- Alternate Title:
- De Sanctificatione Septime Diei [The Sanctification of the Seventh Day]
- The Sanctification of the Seventh Day
- Persuasive Maps: PJ Mode Collection
- Wolgemut, Michael & Wilhelm Pleydenwurff
- Posted Date:
- ID Number:
- Collection Number:
- File Name:
- Before 1800
- 27 x 22 (centimeters, height x width)
- The collection includes three cosmological maps of the universe on the geocentric model: ID #1002.01, from the Nuremberg Chronicle (1493); ID #1005, from an edition of Virgil (1552); and ID 1018, from a Mallet atlas (1719). All three support the Christian view of the sun revolving around the earth, although the Mallet version was published more than 170 years after Copernicus' De revolutionibus and more than 80 years after Galileo's Dialogo.
This diagram from the Nuremberg Chronicle is "the last and most spectacular in a series of seven.

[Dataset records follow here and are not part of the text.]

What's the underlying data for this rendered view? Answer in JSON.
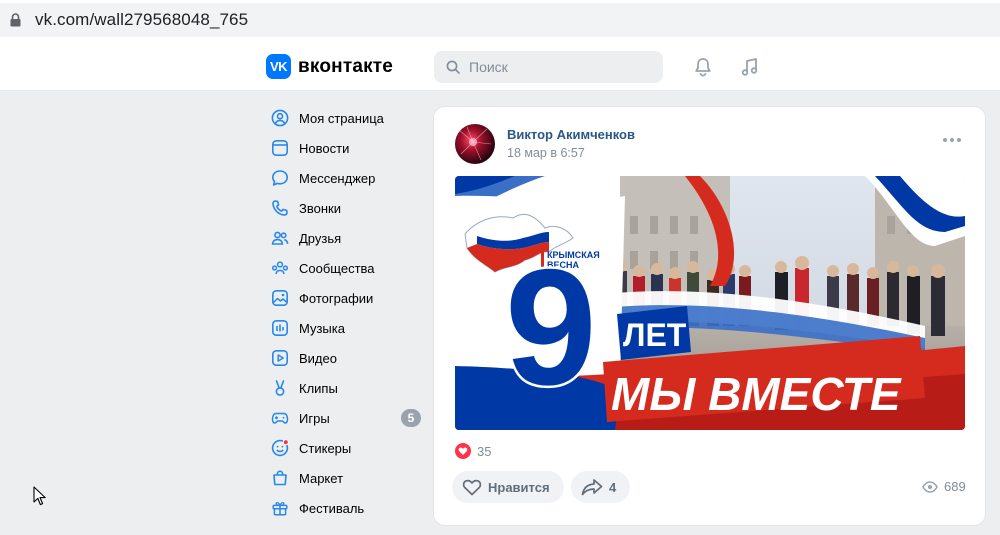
{
  "browser": {
    "url": "vk.com/wall279568048_765"
  },
  "header": {
    "logo_text": "вконтакте",
    "logo_mark": "VK",
    "search": {
      "placeholder": "Поиск"
    },
    "icons": [
      "bell-icon",
      "music-icon"
    ]
  },
  "nav": {
    "items": [
      {
        "label": "Моя страница",
        "icon": "user-circle-icon"
      },
      {
        "label": "Новости",
        "icon": "news-icon"
      },
      {
        "label": "Мессенджер",
        "icon": "message-icon"
      },
      {
        "label": "Звонки",
        "icon": "phone-icon"
      },
      {
        "label": "Друзья",
        "icon": "friends-icon"
      },
      {
        "label": "Сообщества",
        "icon": "communities-icon"
      },
      {
        "label": "Фотографии",
        "icon": "photo-icon"
      },
      {
        "label": "Музыка",
        "icon": "music-icon"
      },
      {
        "label": "Видео",
        "icon": "video-icon"
      },
      {
        "label": "Клипы",
        "icon": "clips-icon"
      },
      {
        "label": "Игры",
        "icon": "gamepad-icon",
        "badge": "5"
      },
      {
        "label": "Стикеры",
        "icon": "stickers-icon"
      },
      {
        "label": "Маркет",
        "icon": "market-icon"
      },
      {
        "label": "Фестиваль",
        "icon": "gift-icon"
      }
    ]
  },
  "post": {
    "author": "Виктор Акимченков",
    "date": "18 мар в 6:57",
    "image": {
      "region_label_line1": "КРЫМСКАЯ",
      "region_label_line2": "ВЕСНА",
      "big_number": "9",
      "line1": "ЛЕТ",
      "line2": "МЫ ВМЕСТЕ"
    },
    "likes_count": "35",
    "like_label": "Нравится",
    "share_count": "4",
    "views_count": "689"
  },
  "colors": {
    "vk_blue": "#0077ff",
    "link_blue": "#2a5885",
    "like_red": "#ff3347",
    "russia_red": "#d52b1e",
    "russia_blue": "#0039a6"
  }
}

It shows God resting after creating the world in six days. This is a Christian-Aristotelian view of the cosmos: at the center is the earth surrounded by other three elements of water, air and fire. Beyond it are the seven planetary spheres (the Moon, Mercury, Venus, the Sun, Mars, Jupiter and Saturn), then the firmament (the dome of fixed stars), the crystalline heaven and Aristotle's primum mobile, the revolving outermost sphere which moves the universe by imparting motion to the other spheres. God on His throne oversees the scene, surrounded by the angelic hierrchy, also listed at the left. The four winds grace the corners." Helman 2013, 41. The impact of this image is not in the cosmological geography, right or wrong, but in the majesty of God resting in His work.
See Notes and other information for ID #1002.03, Nuremberg Chronicle World Map. Albrecht Durer was apprenticing with Pleydenwurff and Wolgemut and likely contributed to the illustrations. Wilson 1976, 195-205.
For further information on the Collector’s Notes and a Feedback/Contact Link, see https://persuasivemaps.library.cornell.edu/content/about-collection-personal-statement and https://persuasivemaps.library.cornell.edu/content/feedback-and-contact
- Schedel, Hartmann. 1496. Liber Chronicarum. Nuremberg: Anton Koberger, for Sebald Schreyer and Sebastian Kammermeister.
- Cite As:
- P.J. Mode collection of persuasive cartography, #8548. Division of Rare and Manuscript Collections, Cornell University Library.
- Division of Rare and Manuscript Collections, Cornell University Library
- Archival Collection:
- P.J. Mode collection of persuasive cartography
- For important information about copyright and use, see http://persuasivemaps.library.cornell.edu/copyright.